Afterwards jubilant campaigner, Dorothy Heron, joint secretary of Dumbarton East and Central Community Council, told the Reporter: “I’m absolutely delighted and I have to commend the committee, I’m relieved that they have come to this decision and they have to be congratulated for it.
“It was a difficult decision for the councillors to make because now they have the task of finding a new suitable piece of land but I am confident that they will.
“We are so pleased that they have taken the public view into account, it shows it is a democratic council.
“I thank the campaigners and the public for their support over the last few months.
“It’s a terrific example of Dumbarton’s community spirit and the power of the people.”
Speaking afterwards, Councillor Michelle McGinty, convener of Educational Services, said: “We agree with Council officers that the Posties Park site is the best option available in Dumbarton on educational and construction grounds.
“However we take decisions on behalf of the people of West Dunbartonshire and had to acknowledge the lack of support for the building of the school on Posties Park, as well as the strong public desire to retain the open space.
“Regrettably the current school site has also proved unsuitable. The full exploration of that site showed that it was extremely restrictive and would be difficult to develop safely without major disruption to pupils educational experience.

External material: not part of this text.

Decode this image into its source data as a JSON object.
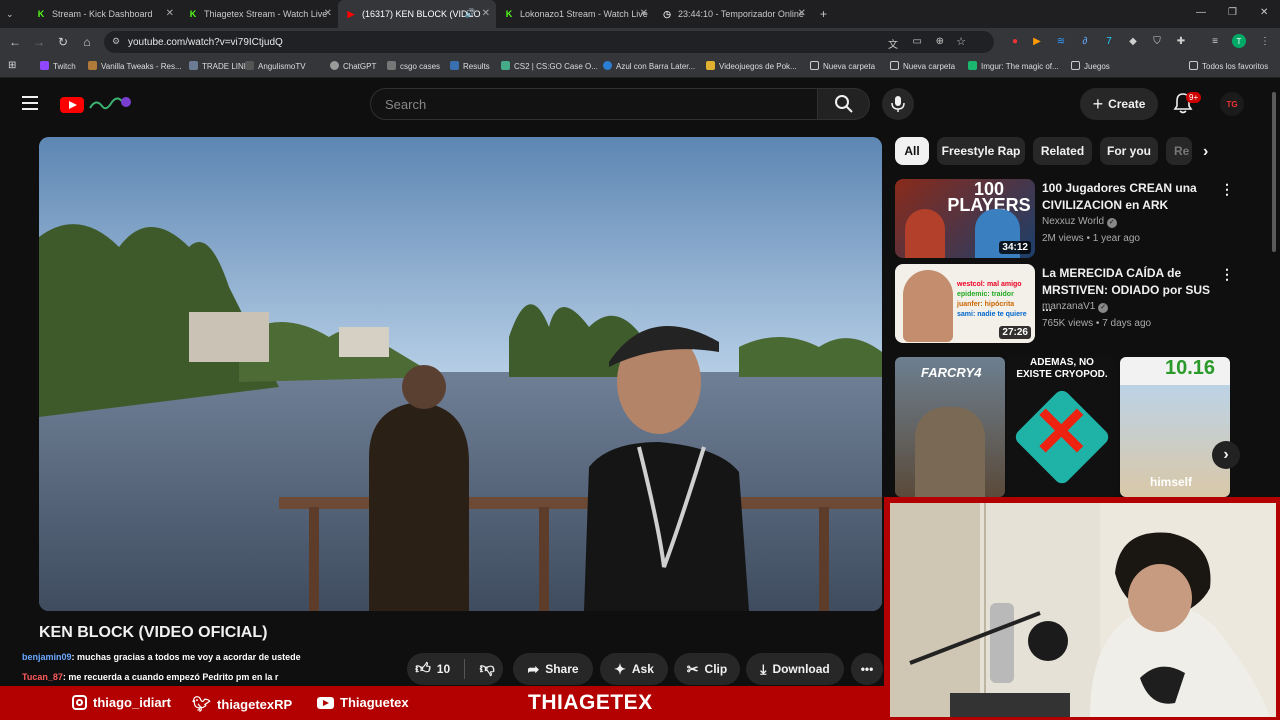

“A completed school on this site would also be an inferior establishment relative to the other new build secondary schools in West Dunbartonshire.
“We thank officers for their professional work to date on this project, and look forward to hearing the results of their new investigations into possible Council and private sites where the new OLSP High School could be located.”
A public consultation on the new school sites received 515 responses, with 185 opting for the current site, 149 for Posties Park and 176 other responses – of which 123 were opposed to Posties.
A FLUSH investor is being sought to take on an unusual city property which has come up for rent – a derelict public toilet.